Also, invest in having a really good self portrait taken but go to an expert for that bit. I’m being asked for a photo to support blogs, competitions entries, press releases and more all the time. A home-made naff photo won’t do (just look at some of the inappropriate ones on Linked In – ones from weddings, people on holiday with drinks in their hands, grainy/dark photos etc). Nope – it’s a must, get yourself to a portrait photographer now!
7) Stay On Brand
We have a fab branding designer who protects the brand from people like me tweaking and adapting the logo, the pantone colours, the dimensions and any other aspects that would affect the visual appearance of the brand. Even some large companies have different departments each making small changes to the stationery or creating their own leaflets/adverts with altered logo sizes and fonts.
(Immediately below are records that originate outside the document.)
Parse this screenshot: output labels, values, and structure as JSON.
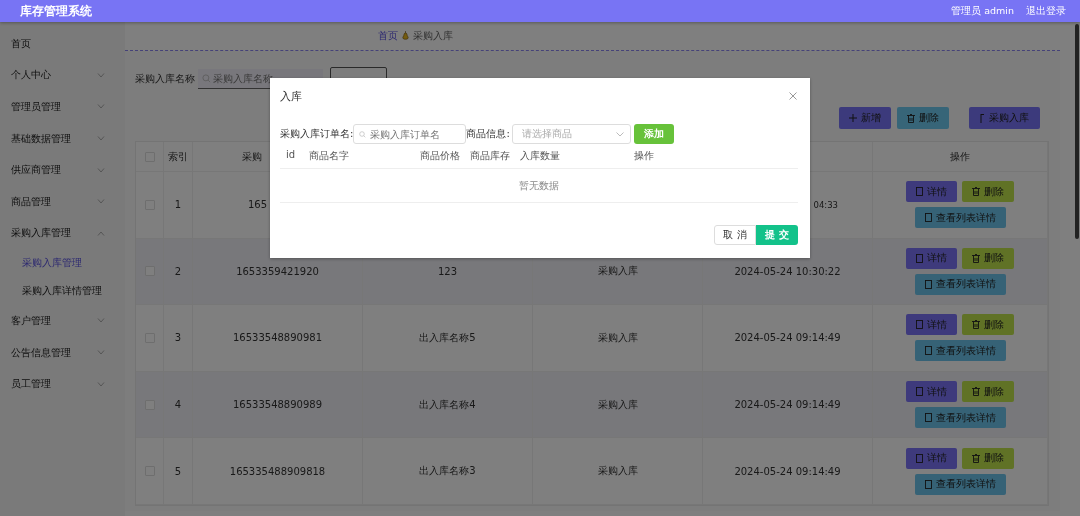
{
  "header": {
    "title": "库存管理系统",
    "user": "管理员 admin",
    "logout": "退出登录"
  },
  "sidebar": {
    "items": [
      {
        "label": "首页",
        "kind": "link"
      },
      {
        "label": "个人中心",
        "kind": "menu",
        "expanded": false
      },
      {
        "label": "管理员管理",
        "kind": "menu",
        "expanded": false
      },
      {
        "label": "基础数据管理",
        "kind": "menu",
        "expanded": false
      },
      {
        "label": "供应商管理",
        "kind": "menu",
        "expanded": false
      },
      {
        "label": "商品管理",
        "kind": "menu",
        "expanded": false
      },
      {
        "label": "采购入库管理",
        "kind": "menu",
        "expanded": true,
        "children": [
          {
            "label": "采购入库管理",
            "selected": true
          },
          {
            "label": "采购入库详情管理",
            "selected": false
          }
        ]
      },
      {
        "label": "客户管理",
        "kind": "menu",
        "expanded": false
      },
      {
        "label": "公告信息管理",
        "kind": "menu",
        "expanded": false
      },
      {
        "label": "员工管理",
        "kind": "menu",
        "expanded": false
      }
    ]
  },
  "breadcrumb": [
    "首页",
    "采购入库"
  ],
  "search": {
    "label": "采购入库名称",
    "placeholder": "采购入库名称"
  },
  "toolbar": [
    {
      "label": "新增",
      "kind": "add"
    },
    {
      "label": "删除",
      "kind": "delete"
    },
    {
      "label": "采购入库",
      "kind": "stock"
    }
  ],
  "table": {
    "columns": [
      "索引",
      "采购",
      "操作"
    ],
    "header_checked": false,
    "rows": [
      {
        "index": "1",
        "number": "165",
        "time": "04:33",
        "partial": true,
        "checked": false,
        "actions": {
          "detail": "详情",
          "delete": "删除",
          "list": "查看列表详情"
        }
      },
      {
        "index": "2",
        "number": "1653359421920",
        "name": "123",
        "type": "采购入库",
        "time": "2024-05-24 10:30:22",
        "partial": false,
        "checked": false,
        "actions": {
          "detail": "详情",
          "delete": "删除",
          "list": "查看列表详情"
        }
      },
      {
        "index": "3",
        "number": "16533548890981",
        "name": "出入库名称5",
        "type": "采购入库",
        "time": "2024-05-24 09:14:49",
        "partial": false,
        "checked": false,
        "actions": {
          "detail": "详情",
          "delete": "删除",
          "list": "查看列表详情"
        }
      },
      {
        "index": "4",
        "number": "16533548890989",
        "name": "出入库名称4",
        "type": "采购入库",
        "time": "2024-05-24 09:14:49",
        "partial": false,
        "checked": false,
        "actions": {
          "detail": "详情",
          "delete": "删除",
          "list": "查看列表详情"
        }
      },
      {
        "index": "5",
        "number": "165335488909818",
        "name": "出入库名称3",
        "type": "采购入库",
        "time": "2024-05-24 09:14:49",
        "partial": false,
        "checked": false,
        "actions": {
          "detail": "详情",
          "delete": "删除",
          "list": "查看列表详情"
        }
      }
    ]
  },
  "dialog": {
    "title": "入库",
    "order_label": "采购入库订单名:",
    "order_placeholder": "采购入库订单名",
    "goods_label": "商品信息:",
    "goods_placeholder": "请选择商品",
    "add": "添加",
    "columns": [
      "id",
      "商品名字",
      "商品价格",
      "商品库存",
      "入库数量",
      "操作"
    ],
    "empty": "暂无数据",
    "cancel": "取 消",
    "submit": "提 交"
  }
}
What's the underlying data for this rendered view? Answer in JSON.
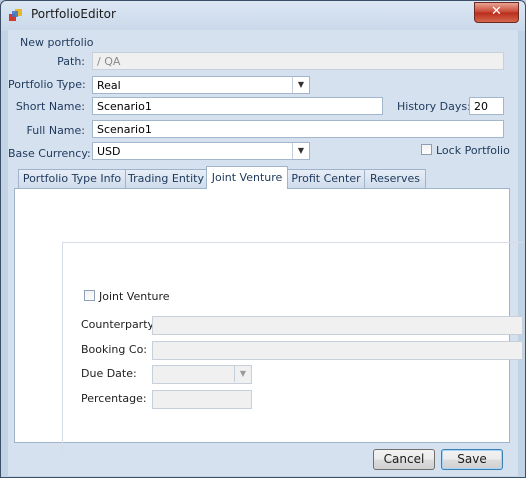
{
  "window": {
    "title": "PortfolioEditor",
    "close_glyph": "✕"
  },
  "header": {
    "title": "New portfolio"
  },
  "form": {
    "path_label": "Path:",
    "path_value": "/ QA",
    "portfolio_type_label": "Portfolio Type:",
    "portfolio_type_value": "Real",
    "short_name_label": "Short Name:",
    "short_name_value": "Scenario1",
    "history_days_label": "History Days:",
    "history_days_value": "20",
    "full_name_label": "Full Name:",
    "full_name_value": "Scenario1",
    "base_currency_label": "Base Currency:",
    "base_currency_value": "USD",
    "lock_portfolio_label": "Lock Portfolio"
  },
  "tabs": [
    {
      "label": "Portfolio Type Info"
    },
    {
      "label": "Trading Entity"
    },
    {
      "label": "Joint Venture"
    },
    {
      "label": "Profit Center"
    },
    {
      "label": "Reserves"
    }
  ],
  "active_tab": "Joint Venture",
  "joint_venture": {
    "checkbox_label": "Joint Venture",
    "counterparty_label": "Counterparty:",
    "booking_co_label": "Booking Co:",
    "due_date_label": "Due Date:",
    "percentage_label": "Percentage:"
  },
  "buttons": {
    "cancel": "Cancel",
    "save": "Save"
  },
  "colors": {
    "titlebar": "#dce7f3",
    "client": "#d5e1ef",
    "label_text": "#1e395b",
    "close_button": "#c7432f"
  },
  "icons": [
    "app-icon",
    "close-icon",
    "dropdown-arrow-icon"
  ]
}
Go for uniformity throughout including any packaging, stationery, adverts, Twitter backgrounds and more. However, your corporate ethos and tone are vital too…plus uniform (if appropriate) and any aspect that comes into contact with customers.
8) And The Winner is!
Enter competitions often…even if you don’t think you have the slightest chance. It’s a great discipline to fill in the application form to start! It hones your thoughts, helps you to recognise some of your progress and achievements – and the process almost always brings publicity whether or not you win. Plus, you’ll never win anything you don’t enter, will you?!
We’ve been lucky enough to win a host of awards such as a Small Business of the Year one. Now, who knows if we really are the most outstanding small business – BUT perhaps, just perhaps, no other companies entered our category! Give it a go, you literally have nothing to lose!